The anthologies were occasionally themed ("10 Stories of Space Flight," etc.) and usually took the book title (The Dead Astronaut, The Fiend, etc.) from the title of the lead story within. A list of notable authors represented in the anthologies are too many to completely list here, but include such luminaries as J.G. Ballard, Arthur C. Clarke, Charles Beaumont, Frederik Pohl, Kurt Vonnegut, Jr., Robert Sheckley, Robert Bloch, Algis Budrys, Gerald Kersh, Ray Bradbury, William F. Nolan, Dennis Etchison, Anthony Boucher, Theodore Sturgeon, Norman Spinrad, Henry Slesar, Richard Matheson, Fredric Brown, Avram Davidson, William Tenn, Damon Knight, Italo Calvino, Arthur Porges, and the list goes on and on.
After that fruitful year of anthologies, the production of that type of book from Playboy Press abruptly slowed down, undoubtedly due to the depletion of available genre material in the magazine's possession. 1974 saw an anthology of crime stories, Murder, My Love, but Playboy Press had begun to concentrate their efforts on works of original fiction and on non-fiction books consisting of reprint material, such as Beyond Reason: Playboy's Book of Psychic Phenomena.
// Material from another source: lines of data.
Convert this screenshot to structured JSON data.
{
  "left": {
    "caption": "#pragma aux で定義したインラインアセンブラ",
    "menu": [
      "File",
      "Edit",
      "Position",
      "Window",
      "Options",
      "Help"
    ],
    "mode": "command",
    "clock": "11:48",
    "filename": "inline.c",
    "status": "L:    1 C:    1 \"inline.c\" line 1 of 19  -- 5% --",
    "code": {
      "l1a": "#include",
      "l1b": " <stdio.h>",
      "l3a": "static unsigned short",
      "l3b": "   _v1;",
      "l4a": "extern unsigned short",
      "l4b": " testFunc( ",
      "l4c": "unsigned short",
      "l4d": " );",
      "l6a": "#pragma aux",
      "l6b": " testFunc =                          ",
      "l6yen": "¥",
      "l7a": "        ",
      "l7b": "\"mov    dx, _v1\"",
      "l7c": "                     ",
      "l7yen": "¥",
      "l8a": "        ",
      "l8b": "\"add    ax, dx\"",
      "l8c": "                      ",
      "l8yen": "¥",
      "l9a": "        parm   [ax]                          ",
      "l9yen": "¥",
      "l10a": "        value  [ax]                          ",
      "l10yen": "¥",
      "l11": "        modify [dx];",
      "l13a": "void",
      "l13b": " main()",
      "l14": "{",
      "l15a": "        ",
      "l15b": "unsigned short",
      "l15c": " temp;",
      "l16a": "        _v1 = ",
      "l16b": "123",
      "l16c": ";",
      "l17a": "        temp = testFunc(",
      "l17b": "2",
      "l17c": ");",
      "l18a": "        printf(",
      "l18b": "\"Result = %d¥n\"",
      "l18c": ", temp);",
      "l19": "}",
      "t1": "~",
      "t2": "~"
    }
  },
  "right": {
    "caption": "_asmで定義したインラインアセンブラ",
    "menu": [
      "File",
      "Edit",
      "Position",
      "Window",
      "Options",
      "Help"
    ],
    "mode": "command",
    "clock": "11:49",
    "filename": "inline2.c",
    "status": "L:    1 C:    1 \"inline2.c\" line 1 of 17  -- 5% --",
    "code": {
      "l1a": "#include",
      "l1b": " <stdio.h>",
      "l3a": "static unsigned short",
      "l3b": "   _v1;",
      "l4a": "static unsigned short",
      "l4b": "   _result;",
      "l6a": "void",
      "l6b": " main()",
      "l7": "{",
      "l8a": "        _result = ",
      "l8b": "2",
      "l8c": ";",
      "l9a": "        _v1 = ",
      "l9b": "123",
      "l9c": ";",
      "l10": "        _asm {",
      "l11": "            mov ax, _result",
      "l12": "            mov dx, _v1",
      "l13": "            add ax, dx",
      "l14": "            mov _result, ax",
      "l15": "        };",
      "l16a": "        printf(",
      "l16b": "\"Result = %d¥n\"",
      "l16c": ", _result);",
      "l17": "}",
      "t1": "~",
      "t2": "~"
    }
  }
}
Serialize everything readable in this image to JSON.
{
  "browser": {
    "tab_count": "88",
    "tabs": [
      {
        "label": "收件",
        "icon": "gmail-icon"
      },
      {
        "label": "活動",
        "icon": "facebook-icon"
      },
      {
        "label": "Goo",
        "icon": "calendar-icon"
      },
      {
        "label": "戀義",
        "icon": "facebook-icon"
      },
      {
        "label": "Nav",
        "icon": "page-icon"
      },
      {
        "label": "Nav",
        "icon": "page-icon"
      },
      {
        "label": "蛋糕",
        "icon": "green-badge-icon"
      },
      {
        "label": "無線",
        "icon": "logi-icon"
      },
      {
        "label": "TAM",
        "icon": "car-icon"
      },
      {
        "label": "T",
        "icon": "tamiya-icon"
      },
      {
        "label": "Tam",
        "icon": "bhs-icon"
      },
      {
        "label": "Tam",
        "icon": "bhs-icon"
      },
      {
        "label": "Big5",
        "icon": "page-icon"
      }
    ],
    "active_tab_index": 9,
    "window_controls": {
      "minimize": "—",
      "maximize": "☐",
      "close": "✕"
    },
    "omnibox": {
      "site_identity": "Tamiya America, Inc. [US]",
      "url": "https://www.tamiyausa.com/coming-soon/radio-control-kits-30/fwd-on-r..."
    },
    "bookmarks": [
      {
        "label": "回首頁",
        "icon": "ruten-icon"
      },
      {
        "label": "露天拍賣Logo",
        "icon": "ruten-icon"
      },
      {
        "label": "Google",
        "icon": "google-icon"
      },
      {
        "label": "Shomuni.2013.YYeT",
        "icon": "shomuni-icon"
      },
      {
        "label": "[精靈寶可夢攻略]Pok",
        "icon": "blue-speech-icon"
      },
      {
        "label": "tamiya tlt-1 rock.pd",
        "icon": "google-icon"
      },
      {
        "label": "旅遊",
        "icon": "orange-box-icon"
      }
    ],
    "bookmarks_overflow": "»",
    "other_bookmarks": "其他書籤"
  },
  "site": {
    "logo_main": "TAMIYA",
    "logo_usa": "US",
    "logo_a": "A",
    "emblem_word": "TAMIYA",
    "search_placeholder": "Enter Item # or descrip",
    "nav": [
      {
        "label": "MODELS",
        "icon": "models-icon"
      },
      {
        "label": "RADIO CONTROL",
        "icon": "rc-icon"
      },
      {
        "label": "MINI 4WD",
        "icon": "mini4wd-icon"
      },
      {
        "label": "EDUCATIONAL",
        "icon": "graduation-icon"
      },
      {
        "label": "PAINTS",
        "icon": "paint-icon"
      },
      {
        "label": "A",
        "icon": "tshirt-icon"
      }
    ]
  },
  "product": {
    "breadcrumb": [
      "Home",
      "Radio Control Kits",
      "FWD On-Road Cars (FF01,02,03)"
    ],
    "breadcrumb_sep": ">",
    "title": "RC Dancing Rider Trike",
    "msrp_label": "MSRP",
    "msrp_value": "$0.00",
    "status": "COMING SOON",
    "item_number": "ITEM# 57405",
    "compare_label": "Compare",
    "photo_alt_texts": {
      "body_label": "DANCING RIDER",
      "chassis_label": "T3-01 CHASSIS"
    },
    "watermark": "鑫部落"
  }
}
It is interesting to note two further related events. In 1980 Playboy Press published the retrospective volume Galaxy: Thirty Years of Innovative Science Fiction in hardcover. It is a celebration of the best of Galaxy Science Fiction Magazine with stories from the magazine's archives and memoirs from the writers that contributed to the magazine. It was also available through the Science Fiction Book Club.
The later Playboy fiction editor, the venerable Alice K. Turner, compiled a hardcover volume in 1998 titled The Playboy Book of Science Fiction. It is a fine volume of stories and an excellent companion to the Ray Russell-edited volume from 1966.
Most of the volumes discussed are affordable if not downright cheap to purchase either online or at quality used bookstores. I highly suggest the original trilogy of paperbacks: The Playboy Book of Science Fiction and Fantasy, The Playboy Book of Crime and Suspense, and The Playboy Book of Horror and the Supernatural. Complete lists of contents can be accessed at the Internet Speculative Fiction Database, which provided the cover images.
Here are the anthologies:
-Most of the anthologies were compiled by regular Playboy fiction editor Ray Russell and credited as by "The Editors of Playboy." It is noted below where Russell was not the editor.
The Playboy Book of Science Fiction and Fantasy
The Playboy Book of Crime and Suspense
The Playboy Book of Horror and the Supernatural
The Playboy Book of Science Fiction and Fantasy (paperback)
The Playboy Book of Crime and Suspense (paperback)
The Playboy Book of Horror and the Supernatural (paperback)
Playboy's Stories of the Sinister & Strange
Transit to Earth
Last Train to Limbo
From the "S" File
The Dead Astronaut
The Fully Automated Love Life of Henry Keanridge
The Future is Now (edited by William F. Nolan)
Murder, My Love (edited by Eric Corder)
Galaxy: Thirty Years of Innovative Science Fiction (edited by Frederik Pohl, Martin H. Greenberg, and Joseph D. Olander)
Shadows (edited by Charles L. Grant)
Horrors (edited by Charles L. Grant)
Galaxy: Vol. 1 (paperback)
Galaxy: Vol. 2 (paperback)
Death (edited by Stuart David Schiff)
Terrors (edited by Charles L. Grant)
The Playboy Book of Science Fiction (edited by Alice K. Turner)